ABC News (NEW YORK) — Western Oklahoma wildfire conditions remain critical, despite unrelenting efforts to contain.Fire danger remains high to very high, with flames reaching up to 70 feet, the Oklahoma Forestry Services reports. The Rhea Fire in Dewey County continues to be the most active, having burned over 283,000 acres in a week span.The combination of strong winds and dry vegetation, particularly the eastern red cedar trees, have caused the fires to burn faster than usual, Oklahoma Forestry Services told ABC News.

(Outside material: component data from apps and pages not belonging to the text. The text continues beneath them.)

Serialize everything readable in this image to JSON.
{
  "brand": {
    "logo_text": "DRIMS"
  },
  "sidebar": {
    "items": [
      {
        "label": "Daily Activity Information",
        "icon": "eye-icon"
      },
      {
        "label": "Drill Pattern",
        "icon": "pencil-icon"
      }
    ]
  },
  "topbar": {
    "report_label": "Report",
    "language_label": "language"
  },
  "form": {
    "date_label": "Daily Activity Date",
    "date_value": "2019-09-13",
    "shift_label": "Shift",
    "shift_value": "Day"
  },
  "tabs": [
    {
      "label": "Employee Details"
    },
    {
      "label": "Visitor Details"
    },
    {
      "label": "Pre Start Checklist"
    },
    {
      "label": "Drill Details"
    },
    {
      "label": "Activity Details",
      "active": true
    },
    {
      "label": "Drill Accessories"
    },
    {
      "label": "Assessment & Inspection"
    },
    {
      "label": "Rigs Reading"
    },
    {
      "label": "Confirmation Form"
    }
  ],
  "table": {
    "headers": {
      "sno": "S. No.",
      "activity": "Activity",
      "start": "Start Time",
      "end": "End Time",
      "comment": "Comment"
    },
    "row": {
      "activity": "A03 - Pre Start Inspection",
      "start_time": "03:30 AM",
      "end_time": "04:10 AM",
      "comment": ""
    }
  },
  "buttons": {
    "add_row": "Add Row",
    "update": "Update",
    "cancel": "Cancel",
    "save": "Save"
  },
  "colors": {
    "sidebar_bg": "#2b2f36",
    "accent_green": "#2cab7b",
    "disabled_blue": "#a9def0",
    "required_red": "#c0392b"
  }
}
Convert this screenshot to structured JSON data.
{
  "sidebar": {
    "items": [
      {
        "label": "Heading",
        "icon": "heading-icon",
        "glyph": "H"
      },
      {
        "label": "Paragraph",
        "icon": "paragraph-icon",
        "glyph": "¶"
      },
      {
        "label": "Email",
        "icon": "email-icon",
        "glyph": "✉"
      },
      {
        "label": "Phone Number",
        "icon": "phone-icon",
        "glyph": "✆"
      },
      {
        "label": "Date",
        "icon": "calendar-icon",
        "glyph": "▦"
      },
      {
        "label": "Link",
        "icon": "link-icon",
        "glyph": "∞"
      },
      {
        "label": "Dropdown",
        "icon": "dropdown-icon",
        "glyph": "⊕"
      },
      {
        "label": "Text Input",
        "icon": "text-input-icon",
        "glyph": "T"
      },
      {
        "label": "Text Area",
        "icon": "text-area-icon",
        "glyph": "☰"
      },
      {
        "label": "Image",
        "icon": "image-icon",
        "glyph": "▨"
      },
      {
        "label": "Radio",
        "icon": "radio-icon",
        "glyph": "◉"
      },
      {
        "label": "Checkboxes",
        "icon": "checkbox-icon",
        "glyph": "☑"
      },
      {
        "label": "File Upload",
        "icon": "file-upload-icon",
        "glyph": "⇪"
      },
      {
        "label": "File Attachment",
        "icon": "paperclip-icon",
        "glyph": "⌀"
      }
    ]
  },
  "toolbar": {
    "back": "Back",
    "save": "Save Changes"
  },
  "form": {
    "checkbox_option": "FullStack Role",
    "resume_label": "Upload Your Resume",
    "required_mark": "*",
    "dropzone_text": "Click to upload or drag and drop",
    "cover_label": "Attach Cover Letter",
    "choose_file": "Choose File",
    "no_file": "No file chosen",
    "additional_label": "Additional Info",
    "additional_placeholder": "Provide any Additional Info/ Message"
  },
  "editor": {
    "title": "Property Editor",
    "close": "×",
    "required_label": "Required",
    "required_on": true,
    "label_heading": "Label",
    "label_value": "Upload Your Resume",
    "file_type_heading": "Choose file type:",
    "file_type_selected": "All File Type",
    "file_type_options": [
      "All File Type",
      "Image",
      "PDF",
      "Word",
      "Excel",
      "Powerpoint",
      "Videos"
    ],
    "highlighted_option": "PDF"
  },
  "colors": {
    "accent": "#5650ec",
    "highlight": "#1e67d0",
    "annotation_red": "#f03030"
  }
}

The oil of the cedar trees also increases flammability.With a lack of rainfall in Oklahoma for over 150 days, dry terrain creates an environment for rapid consumption.In total, more than 350,000 acres have burned, and though evacuation centers have closed, additional fires remain active in Woodward County, Beaver/Harper County, and Texas County.The fires continue to be more critical in the western region.The fires are currently not expected to move as quickly as the wind has gone down and the humidity has increased, Oklahoma Forestry Services said.A burn ban remains in effect for 36 counties in western-central Oklahoma due to the fire danger. The fires have killed two people thus far, but with the chance of precipitation ahead, firefighters remain hopeful.Oklahoma Forestry Services encourages the public to assess their property’s vulnerability to approaching wildfires by visiting www.firewiseusa.org. Copyright © 2018, ABC Radio. All rights reserved.